I have a few more comments, but have some work. Will check in later.

Bottom line: even though sports betting is a "game of opinion," and therefore can be beaten, progressions really have no place in trying to win long-term. Historically, those people who have run roughshod over certain sports for periods of time, I really don't know anyone who relied on formal progressions of any kind. People who were killing it and knew what they were doing (say, Billy Walters and the Computer Group around 1990) increased their wagers as their bankrolls grew. The way I do things, I increase wagers as I win and decrease them when I lose, because I use a percent of bankroll rating for games. But formal progressions? No -- of no value.

If you're not a savant regarding a particular sport, the progressions don't mean anything. I'll get back to that in a minute.

Now, this is a complicated subject, because if you are a savant and you start off a season knowing the teams, then as you have more success, the implication usually is that since you have demonstrated that you know the teams, then amping up wagers after you've had success may make sense. However, if you are using certain angles or if you wait for certain perceptions of values accrued before betting, then after you've had early success, those angles or values accrued may be exhausted, so even though you know the teams better as the season progresses, the values are gone, so progressions are a bad idea.

Starting from the basic idea that you are not a savant for a particular sport, which covers all but about a hundred people in this country, a progression isn't going to have any effect.

Basic rule of thumb -- if you actually know what you are doing, there is no need for progressions or parlays or gimmicks. In a sense, those are distractions that people sometimes use as excuses. The gimmicks muddy the waters of whether someone can win or not. Now I vary bet sizes, quite a bit actually, although considerably less than 30 years ago. But lifetime, my unit percentage is less than one percent better than my game percentage, so my varying of bets, if I were criticizing myself, may be a waste of time best spent on other kinds of analysis. I perceive a big-ass difference between the quality of certain kinds of plays, but long-term, that perceived "monster difference" is really just one percent.

I have a few more comments, but have some work. Will check in later.

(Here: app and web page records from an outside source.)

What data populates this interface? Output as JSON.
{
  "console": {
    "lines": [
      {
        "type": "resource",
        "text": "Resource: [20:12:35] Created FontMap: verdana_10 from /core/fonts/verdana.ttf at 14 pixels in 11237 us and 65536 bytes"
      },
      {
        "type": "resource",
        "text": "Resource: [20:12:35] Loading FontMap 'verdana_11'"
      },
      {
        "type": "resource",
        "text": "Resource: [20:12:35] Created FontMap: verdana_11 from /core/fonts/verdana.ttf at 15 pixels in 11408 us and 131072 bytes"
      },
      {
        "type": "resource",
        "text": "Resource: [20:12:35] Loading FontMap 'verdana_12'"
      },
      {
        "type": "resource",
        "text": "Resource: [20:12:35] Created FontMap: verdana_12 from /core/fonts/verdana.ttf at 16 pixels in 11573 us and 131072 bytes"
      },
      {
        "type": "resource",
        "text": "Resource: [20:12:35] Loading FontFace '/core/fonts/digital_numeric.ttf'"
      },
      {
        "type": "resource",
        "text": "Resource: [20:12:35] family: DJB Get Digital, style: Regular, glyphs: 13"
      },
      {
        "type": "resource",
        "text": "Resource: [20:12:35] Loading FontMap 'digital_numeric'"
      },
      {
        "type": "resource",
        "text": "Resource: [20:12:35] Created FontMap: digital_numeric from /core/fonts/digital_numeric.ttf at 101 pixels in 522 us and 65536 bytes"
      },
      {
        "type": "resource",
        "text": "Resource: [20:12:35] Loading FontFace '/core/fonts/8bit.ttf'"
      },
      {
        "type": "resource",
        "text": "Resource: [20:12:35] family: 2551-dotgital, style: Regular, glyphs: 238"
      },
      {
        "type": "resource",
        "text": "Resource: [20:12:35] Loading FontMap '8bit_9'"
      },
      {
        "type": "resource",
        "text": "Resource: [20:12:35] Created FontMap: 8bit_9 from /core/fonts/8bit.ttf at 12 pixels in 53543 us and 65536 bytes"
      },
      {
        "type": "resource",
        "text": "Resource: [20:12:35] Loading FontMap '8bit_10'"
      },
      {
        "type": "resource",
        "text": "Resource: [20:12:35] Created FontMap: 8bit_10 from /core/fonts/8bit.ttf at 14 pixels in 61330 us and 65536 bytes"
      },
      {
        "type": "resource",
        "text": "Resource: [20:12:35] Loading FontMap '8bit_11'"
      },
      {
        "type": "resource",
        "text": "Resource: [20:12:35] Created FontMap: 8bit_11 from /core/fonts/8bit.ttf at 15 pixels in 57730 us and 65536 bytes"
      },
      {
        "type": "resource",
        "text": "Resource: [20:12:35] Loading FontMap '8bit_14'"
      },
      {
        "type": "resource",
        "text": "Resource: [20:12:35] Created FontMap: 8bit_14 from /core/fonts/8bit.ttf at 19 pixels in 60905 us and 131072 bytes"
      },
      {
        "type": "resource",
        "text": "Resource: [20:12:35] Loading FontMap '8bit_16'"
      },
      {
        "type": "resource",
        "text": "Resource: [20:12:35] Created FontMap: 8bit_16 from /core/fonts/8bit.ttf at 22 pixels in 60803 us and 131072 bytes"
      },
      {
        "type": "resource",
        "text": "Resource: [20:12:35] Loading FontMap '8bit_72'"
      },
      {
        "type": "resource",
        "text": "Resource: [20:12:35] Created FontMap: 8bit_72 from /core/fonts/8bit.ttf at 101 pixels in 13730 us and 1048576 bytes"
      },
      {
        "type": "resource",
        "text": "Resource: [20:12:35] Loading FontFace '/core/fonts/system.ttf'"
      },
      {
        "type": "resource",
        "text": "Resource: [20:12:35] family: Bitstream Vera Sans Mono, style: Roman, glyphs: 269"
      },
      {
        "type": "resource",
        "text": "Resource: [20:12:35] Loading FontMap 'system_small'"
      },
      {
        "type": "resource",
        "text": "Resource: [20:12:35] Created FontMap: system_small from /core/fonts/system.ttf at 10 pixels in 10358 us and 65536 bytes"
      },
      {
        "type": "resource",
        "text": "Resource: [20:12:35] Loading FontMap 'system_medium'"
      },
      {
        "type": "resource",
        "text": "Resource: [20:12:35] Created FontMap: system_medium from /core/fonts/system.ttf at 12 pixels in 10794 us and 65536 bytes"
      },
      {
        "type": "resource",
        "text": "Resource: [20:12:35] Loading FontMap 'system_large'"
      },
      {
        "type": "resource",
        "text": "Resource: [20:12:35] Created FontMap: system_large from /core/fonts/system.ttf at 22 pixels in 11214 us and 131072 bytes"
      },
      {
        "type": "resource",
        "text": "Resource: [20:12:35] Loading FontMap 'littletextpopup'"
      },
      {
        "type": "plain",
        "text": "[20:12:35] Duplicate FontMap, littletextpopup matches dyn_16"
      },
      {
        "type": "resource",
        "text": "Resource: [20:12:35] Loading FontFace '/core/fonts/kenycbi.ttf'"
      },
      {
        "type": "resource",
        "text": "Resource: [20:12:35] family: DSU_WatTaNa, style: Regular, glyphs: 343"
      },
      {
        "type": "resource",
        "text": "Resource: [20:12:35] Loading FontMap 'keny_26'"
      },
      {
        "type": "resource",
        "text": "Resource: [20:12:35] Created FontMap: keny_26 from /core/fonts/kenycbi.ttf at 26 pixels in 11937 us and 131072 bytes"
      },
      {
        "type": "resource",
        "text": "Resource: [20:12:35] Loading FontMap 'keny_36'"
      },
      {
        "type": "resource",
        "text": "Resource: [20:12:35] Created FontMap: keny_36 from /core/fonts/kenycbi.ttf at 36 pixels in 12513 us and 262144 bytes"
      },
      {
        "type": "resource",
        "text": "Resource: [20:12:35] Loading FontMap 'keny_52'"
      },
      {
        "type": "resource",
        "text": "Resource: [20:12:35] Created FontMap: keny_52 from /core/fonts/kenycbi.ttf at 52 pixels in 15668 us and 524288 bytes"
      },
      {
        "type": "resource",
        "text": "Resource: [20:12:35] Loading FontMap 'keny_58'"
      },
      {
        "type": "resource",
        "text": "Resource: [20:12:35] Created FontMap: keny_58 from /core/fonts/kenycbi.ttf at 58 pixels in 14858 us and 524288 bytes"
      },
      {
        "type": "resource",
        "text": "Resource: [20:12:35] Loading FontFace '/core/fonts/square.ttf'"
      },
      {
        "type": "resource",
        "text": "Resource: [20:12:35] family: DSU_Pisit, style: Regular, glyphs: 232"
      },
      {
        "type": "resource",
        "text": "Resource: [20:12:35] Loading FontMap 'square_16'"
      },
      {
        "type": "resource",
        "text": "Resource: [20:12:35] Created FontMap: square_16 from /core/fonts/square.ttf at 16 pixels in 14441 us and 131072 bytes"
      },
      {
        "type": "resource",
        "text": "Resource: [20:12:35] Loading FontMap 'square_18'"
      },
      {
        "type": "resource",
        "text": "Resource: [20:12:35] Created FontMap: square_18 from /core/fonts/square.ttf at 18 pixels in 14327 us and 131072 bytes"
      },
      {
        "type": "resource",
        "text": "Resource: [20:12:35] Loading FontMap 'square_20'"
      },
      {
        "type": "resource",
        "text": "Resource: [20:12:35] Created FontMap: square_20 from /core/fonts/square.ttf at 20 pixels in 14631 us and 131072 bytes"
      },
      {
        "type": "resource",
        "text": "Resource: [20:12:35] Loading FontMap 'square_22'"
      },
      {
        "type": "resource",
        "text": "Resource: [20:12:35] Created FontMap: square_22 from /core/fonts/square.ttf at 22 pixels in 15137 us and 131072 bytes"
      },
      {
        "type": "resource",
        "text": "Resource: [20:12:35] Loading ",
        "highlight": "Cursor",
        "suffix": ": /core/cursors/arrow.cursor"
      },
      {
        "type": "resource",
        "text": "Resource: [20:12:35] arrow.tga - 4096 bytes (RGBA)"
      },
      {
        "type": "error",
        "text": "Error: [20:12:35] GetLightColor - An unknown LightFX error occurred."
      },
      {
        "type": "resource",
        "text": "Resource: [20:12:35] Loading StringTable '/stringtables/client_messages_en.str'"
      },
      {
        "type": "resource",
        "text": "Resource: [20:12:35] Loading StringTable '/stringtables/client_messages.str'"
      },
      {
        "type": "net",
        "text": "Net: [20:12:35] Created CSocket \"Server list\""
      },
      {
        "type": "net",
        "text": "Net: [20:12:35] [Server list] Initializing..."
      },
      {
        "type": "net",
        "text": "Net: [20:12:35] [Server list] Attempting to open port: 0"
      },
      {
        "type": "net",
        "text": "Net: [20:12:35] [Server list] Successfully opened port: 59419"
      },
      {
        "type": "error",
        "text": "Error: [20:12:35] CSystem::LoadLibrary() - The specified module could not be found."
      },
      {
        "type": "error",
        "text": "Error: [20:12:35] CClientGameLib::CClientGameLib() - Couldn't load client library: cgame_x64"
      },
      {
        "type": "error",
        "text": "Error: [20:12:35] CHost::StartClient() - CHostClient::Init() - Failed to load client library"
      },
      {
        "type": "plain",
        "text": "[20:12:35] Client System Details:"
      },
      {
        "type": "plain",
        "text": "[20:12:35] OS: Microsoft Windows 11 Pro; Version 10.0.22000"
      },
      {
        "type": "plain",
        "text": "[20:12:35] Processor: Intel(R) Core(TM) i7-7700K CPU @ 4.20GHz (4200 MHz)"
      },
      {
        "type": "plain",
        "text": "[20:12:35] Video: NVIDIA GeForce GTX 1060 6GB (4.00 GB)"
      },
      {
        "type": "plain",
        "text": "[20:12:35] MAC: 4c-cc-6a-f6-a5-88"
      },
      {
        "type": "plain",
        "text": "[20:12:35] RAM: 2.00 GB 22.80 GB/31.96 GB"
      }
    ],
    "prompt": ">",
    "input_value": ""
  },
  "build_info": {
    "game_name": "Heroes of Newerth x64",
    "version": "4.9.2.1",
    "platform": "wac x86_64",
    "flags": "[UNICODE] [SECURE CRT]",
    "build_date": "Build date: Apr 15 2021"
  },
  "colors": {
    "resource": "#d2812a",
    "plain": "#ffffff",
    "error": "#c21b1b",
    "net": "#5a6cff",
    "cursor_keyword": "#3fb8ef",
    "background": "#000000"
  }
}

Bottom line: even though sports betting is a "game of opinion," and therefore can be beaten, progressions really have no place in trying to win long-term. Historically, those people who have run roughshod over certain sports for periods of time, I really don't know anyone who relied on formal progressions of any kind. People who were killing it and knew what they were doing (say, Billy Walters and the Computer Group around 1990) increased their wagers as their bankrolls grew. The way I do things, I increase wagers as I win and decrease them when I lose, because I use a percent of bankroll rating for games. But formal progressions? No -- of no value.

"You can't breathe dead hippo waking, sleeping, and eating, and at the same time keep your precarious grip on existence."